Do Not Volunteer
Years ago, a dev friend of mine gave me a call about a cool new startup, they only had one founder and an advisor, they were in stealth mode and were looking for a new coder to take over operations. He was their only coder for a while and he had to move onto something else, don't know why.
He didn't explain the idea but the opportunity sounded interesting to me and if a startup advisor was on board there must be something there. I just finished my last gig at a startup and was looking for something new, so I sent a quick email to the founder and setup a low-key meeting at a bar.
That weekend, I slowly walked to the bar and met with both the founder and the advisor. The founder, wearing a t-shrt of the startup, explained to me the idea, which I was instantly skeptical of because it was quite similar to my last startup that was not gaining traction.
We continued talking and eventually it was mentioned they had no investors but they could give equity- -yep, 10% of nothing is still nothing was what I was thinking. I was ready to leave until I heard from the advisor and learned about the high-profile startups he was part of. Ok, maybe I will stick around a bit and learn something from this guy.
I agreed to help out when I could, this ended up being translated to full-time on the weekends and we quickly parted ways.
The next day I received an email from the advisor, he wanted to meet with me to talk more about the opportunity. Sure, this is a good chance for me to learn something and get feedback on my startup idea I had on the backburner for a while.
So I hurry down the next day to a cafe shop. He wasted no time and elaborated more on the idea, then talked about his experience and then opened the conversation to me. I first asked for some startup advice.
What's the most challenging part of a startup?
He took a small pause and replied with, "Managing people", makes sense but he didn't elaborate further than that, which was disappointing.
I quickly moved to the next topic, I eargerly expressed my startup idea, the research I have done and why I think this is a great idea I didn't have much of a buisness plan, after all most startups just need a strong user base, the money flow comes later.

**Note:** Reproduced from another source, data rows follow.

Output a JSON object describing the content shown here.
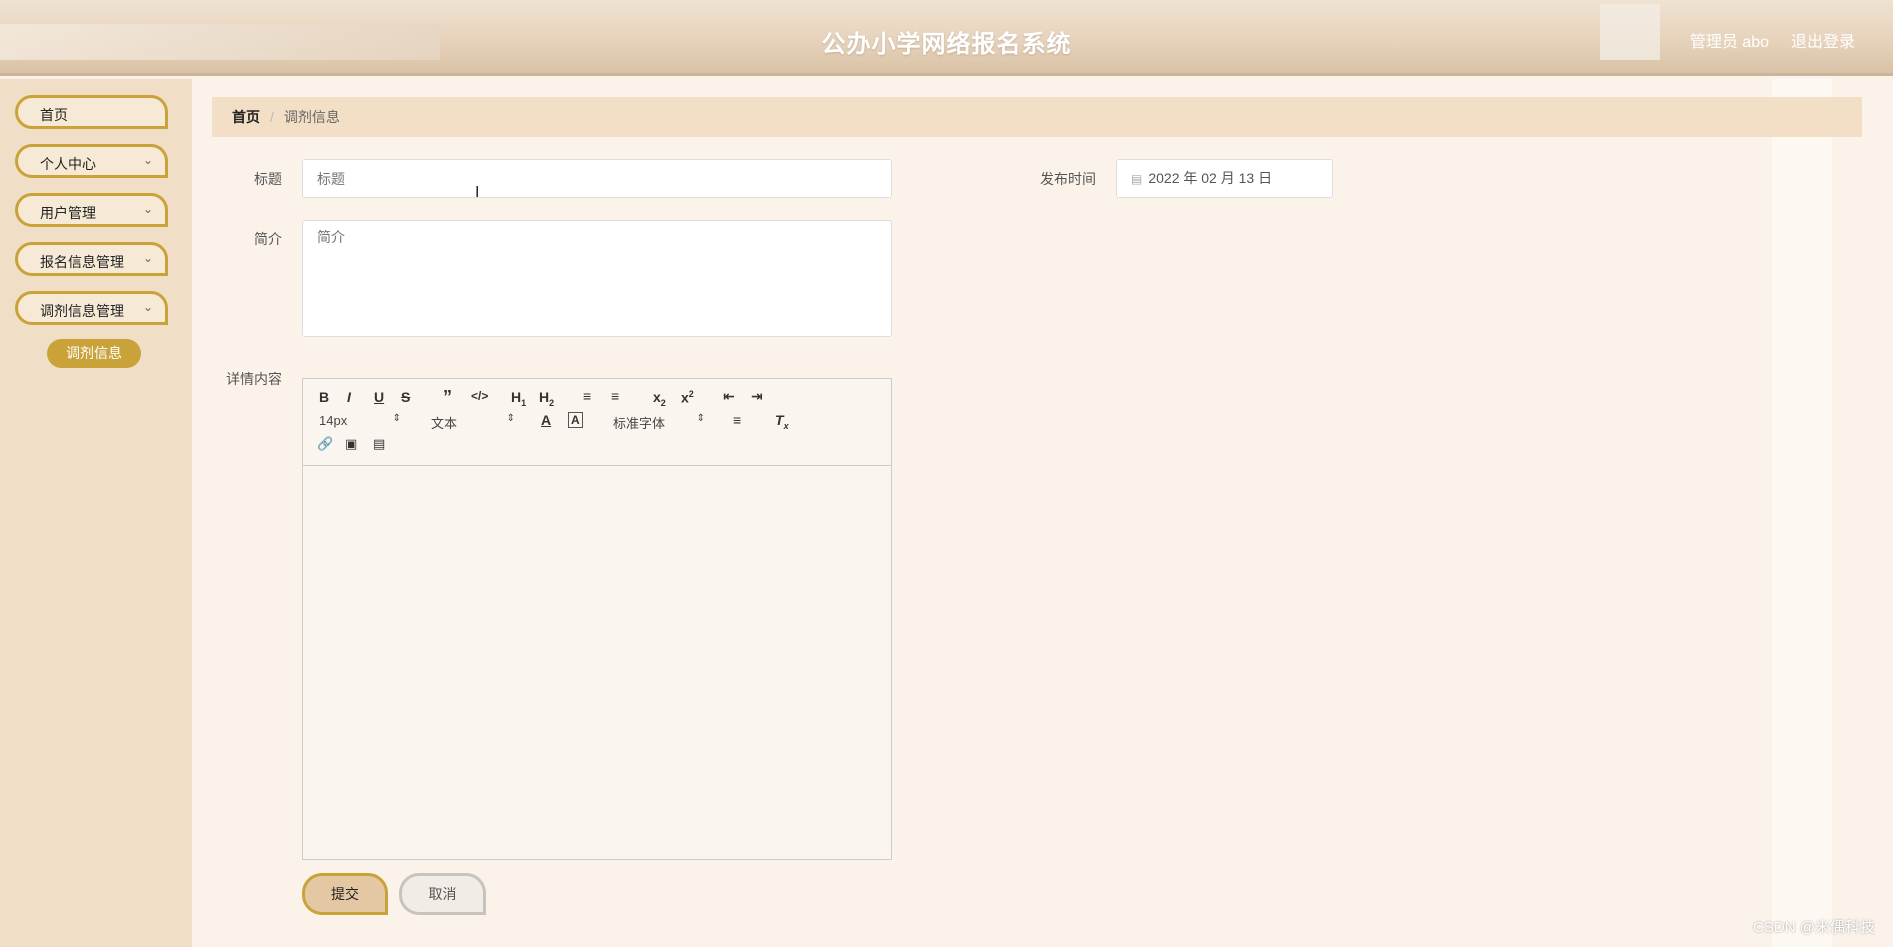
{
  "header": {
    "title": "公办小学网络报名系统",
    "admin": "管理员 abo",
    "logout": "退出登录"
  },
  "sidebar": {
    "items": [
      {
        "label": "首页"
      },
      {
        "label": "个人中心"
      },
      {
        "label": "用户管理"
      },
      {
        "label": "报名信息管理"
      },
      {
        "label": "调剂信息管理"
      }
    ],
    "sub_active": "调剂信息"
  },
  "breadcrumb": {
    "home": "首页",
    "sep": "/",
    "current": "调剂信息"
  },
  "form": {
    "title_label": "标题",
    "title_placeholder": "标题",
    "time_label": "发布时间",
    "time_value": "2022 年 02 月 13 日",
    "summary_label": "简介",
    "summary_placeholder": "简介",
    "detail_label": "详情内容"
  },
  "editor": {
    "size_select": "14px",
    "text_select": "文本",
    "font_select": "标准字体"
  },
  "buttons": {
    "submit": "提交",
    "cancel": "取消"
  },
  "watermark": "CSDN @米偶科技",
  "colors": {
    "accent": "#caa23a",
    "sidebar_bg": "#f0dfc6",
    "breadcrumb_bg": "#f2dfc5"
  }
}
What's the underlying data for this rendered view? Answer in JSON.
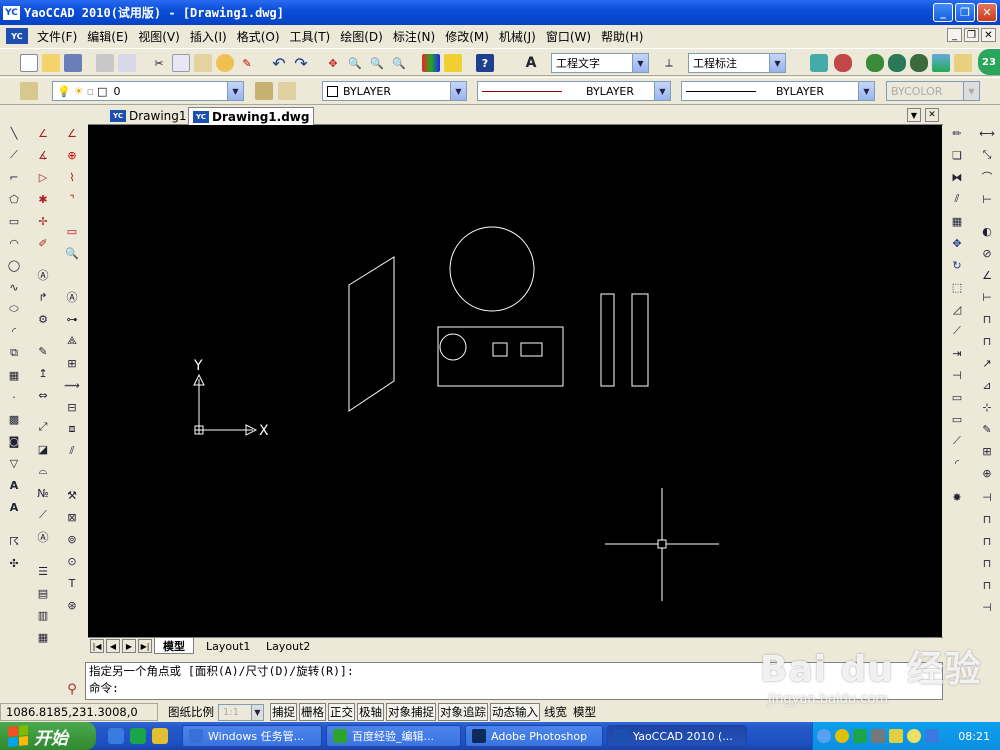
{
  "window": {
    "logo": "YC",
    "title": "YaoCCAD 2010(试用版) - [Drawing1.dwg]",
    "minimize": "_",
    "restore": "❐",
    "close": "✕"
  },
  "menu": {
    "items": [
      "文件(F)",
      "编辑(E)",
      "视图(V)",
      "插入(I)",
      "格式(O)",
      "工具(T)",
      "绘图(D)",
      "标注(N)",
      "修改(M)",
      "机械(J)",
      "窗口(W)",
      "帮助(H)"
    ],
    "mdi_minimize": "_",
    "mdi_restore": "❐",
    "mdi_close": "✕"
  },
  "toolbar": {
    "text_style": "工程文字",
    "dim_style": "工程标注",
    "layer": "0",
    "color": "BYLAYER",
    "linetype": "BYLAYER",
    "lineweight": "BYLAYER",
    "plotstyle": "BYCOLOR",
    "badge": "23"
  },
  "doc_tabs": {
    "tabs": [
      "Drawing1",
      "Drawing1.dwg"
    ],
    "active": 1
  },
  "drawing": {
    "ucs_x": "X",
    "ucs_y": "Y"
  },
  "layout_tabs": [
    "模型",
    "Layout1",
    "Layout2"
  ],
  "command": {
    "line1": "指定另一个角点或 [面积(A)/尺寸(D)/旋转(R)]:",
    "line2": "命令:"
  },
  "status": {
    "coords": "1086.8185,231.3008,0",
    "scale_label": "图纸比例",
    "scale_value": "1:1",
    "toggles": [
      {
        "label": "捕捉",
        "on": true
      },
      {
        "label": "栅格",
        "on": true
      },
      {
        "label": "正交",
        "on": true
      },
      {
        "label": "极轴",
        "on": true
      },
      {
        "label": "对象捕捉",
        "on": true
      },
      {
        "label": "对象追踪",
        "on": true
      },
      {
        "label": "动态输入",
        "on": true
      },
      {
        "label": "线宽",
        "on": false
      },
      {
        "label": "模型",
        "on": false
      }
    ]
  },
  "taskbar": {
    "start": "开始",
    "tasks": [
      {
        "label": "Windows 任务管...",
        "color": "#3a6fd8"
      },
      {
        "label": "百度经验_编辑...",
        "color": "#2da52d"
      },
      {
        "label": "Adobe Photoshop",
        "color": "#0c2b5a"
      },
      {
        "label": "YaoCCAD 2010 (...",
        "color": "#1c4fb0"
      }
    ],
    "clock": "08:21"
  },
  "watermark": {
    "line1": "Bai du 经验",
    "line2": "jingyan.baidu.com"
  }
}
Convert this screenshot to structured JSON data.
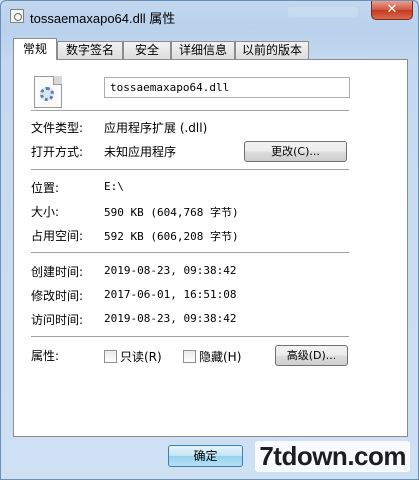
{
  "window": {
    "title": "tossaemaxapo64.dll 属性",
    "close_label": "✕"
  },
  "tabs": [
    {
      "label": "常规",
      "active": true
    },
    {
      "label": "数字签名",
      "active": false
    },
    {
      "label": "安全",
      "active": false
    },
    {
      "label": "详细信息",
      "active": false
    },
    {
      "label": "以前的版本",
      "active": false
    }
  ],
  "file": {
    "icon": "dll-gear-icon",
    "name": "tossaemaxapo64.dll"
  },
  "props": {
    "type_label": "文件类型:",
    "type_value": "应用程序扩展 (.dll)",
    "open_label": "打开方式:",
    "open_value": "未知应用程序",
    "change_button": "更改(C)...",
    "location_label": "位置:",
    "location_value": "E:\\",
    "size_label": "大小:",
    "size_value": "590 KB (604,768 字节)",
    "disk_label": "占用空间:",
    "disk_value": "592 KB (606,208 字节)",
    "created_label": "创建时间:",
    "created_value": "2019-08-23, 09:38:42",
    "modified_label": "修改时间:",
    "modified_value": "2017-06-01, 16:51:08",
    "accessed_label": "访问时间:",
    "accessed_value": "2019-08-23, 09:38:42",
    "attr_label": "属性:",
    "readonly_label": "只读(R)",
    "hidden_label": "隐藏(H)",
    "advanced_button": "高级(D)..."
  },
  "footer": {
    "ok_button": "确定"
  },
  "watermark": "7tdown.com"
}
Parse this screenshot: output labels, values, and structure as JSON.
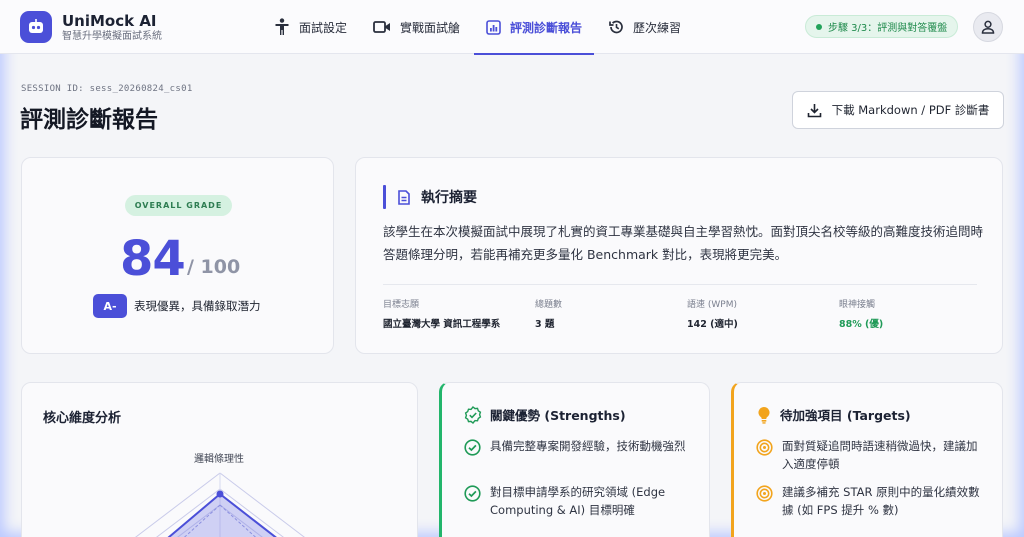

Now any kind of feedback is useful to a person, it can be negative or positive, but what I got was the worst king of feedback. After my pitch, he asked me one question.
How are you going to make money?
I didn't have an acceptable answer of course, advertising and monthly subscriptions? Then he just paused, looked at me with this blank look on his face, he said nothing and then changed topics. I didn't know how to translate that, should I just give up now? Of course this wasn't a a winner in his eyes, but how is this any worse than what he's part of now? At least I'm technical.
Terrible feedback, I got nothing from that and soon after he had a meeting to attend, so we parted. Oh, just before leaving, he reminded me to do my part and help in anyway I can on the project. It was like he had no shame to tell me exactly what he wanted from me. Of course this angered me and felt like I didn't matter to him.
The later that day I got a call from the founder, two documents had to be signed-- a non-disclosure and something else-- before the code could even be shown to me.
That was the final straw, I'm not signing anything to have to privilege of working for free at this startup. The founder's friend wasn't willing to spend a couple minutes giving any sort of advice, and still had the audacity to push me to work on the weekends, so why should I help you in anyway?
Thanks for the opportunity but no thanks. The founder was surprised in my change of mind and wanted an explanation. I said something along the lines of I don't have the time, but it didn't matter to me I wanted to end the conversation as soon as possible.
That was that.
The moral of this story is not always get paid for your time, it is do not waste your time helping people who do not deserve it. Appriciation and thank you go a long way. A lot of people ask for help but make no effert to return the favor.
Years later, I was curious to see how this startup was doing, maybe it got big and I made a mistake, so I took a quick look online. The founder was on to a new idea-- not surprising --with a new site, with new t-shirts and all. Looks like I saved myself some headache.